Since we’re talking about Greek mythology, it will not surprise you to learn that the beautiful maiden made a Horrible Mistake and royally pissed off Athena. As previously noted, one should not go around angering the gods.

As you doubtless (without a doubt) remember, Athena is the goddess of Wisdom and War. Which means not only can she kick your butt to New Jersey and back, she’ll be smart about it.

In this particular case, Beautiful Medusa’s (that was the beautiful maiden’s name) Big Mistake was temporarily forgetting that (as a priestess of Athena) she was supposed to be celibate.
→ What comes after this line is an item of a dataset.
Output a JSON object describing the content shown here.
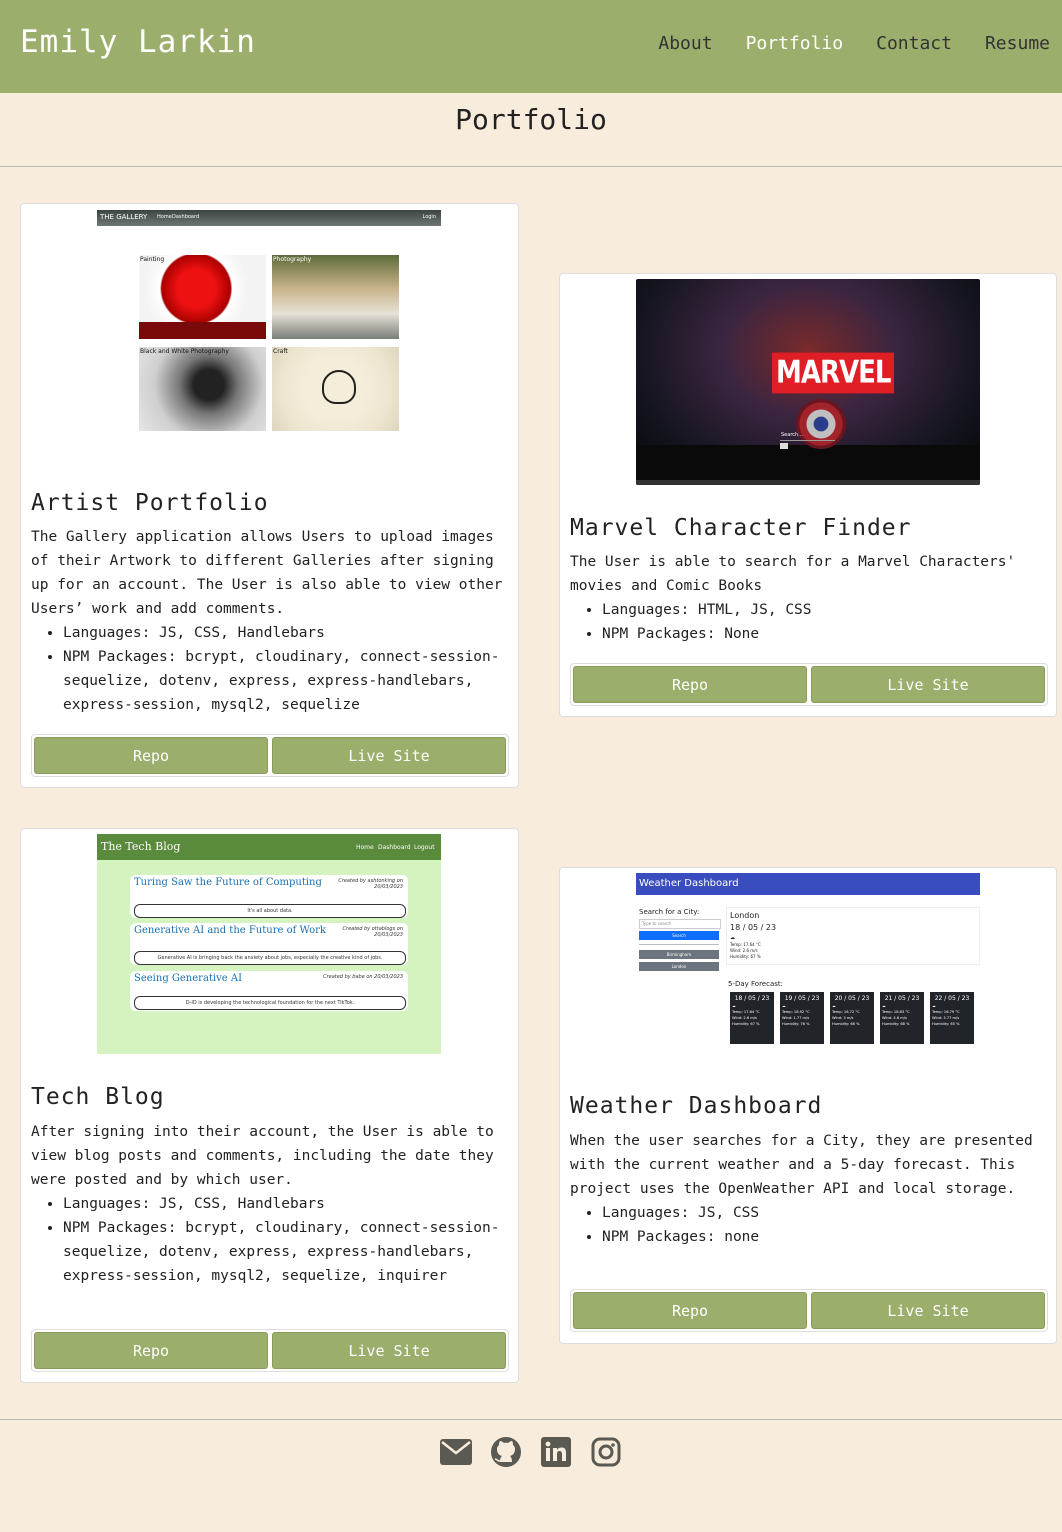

She married Poseidon who immediate made sure she wasn’t celibate a moment longer.

Athena was less than amused to see one of her priestesses poo-poo her vows and turned Beautiful Medusa into Hideous Medusa. Hideous Medusa was beyond unattractive. She had snakes instead of hair; horrid, bloodshot, bulgy eyes; and her skin was ghastly green. Seventeen Magazine did not ask her to pose for their August cover.

Just to make matters worse (and by “worse” I mean more interesting for the story), Athena cursed Medusa so that anyone who looked at Hideous Medusa would turn immediately into stone.

Note: It is impossible to eat chocolate if you’re made of stone.

Hideous Medusa was greatly unhappy (duh) and wandered around Africa shedding hair-snakes which is why there are so many poisonous snakes in Africa.

Eventually Medusa was killed by Perseus, but that’s another story for another day.

Interesting, when Perseus killed Medusa, she gave birth to Chrysaor and Pegasus (the white, flying horse with beautiful wings, second only to unicorns as the animal little girls want to have. Or be.). If you’re into genealogy, Poseidon was the papa (you remember the whole lack of celibacy thing, right?).

Now you know.

Love, Mom

Read More


Can't remember to check for new posts? No prob. I'll send it to you.

Online Marketing

Blogging Fusion Blog Directory

Blogarama - The Blog Directory

Blog Directory
%d bloggers like this: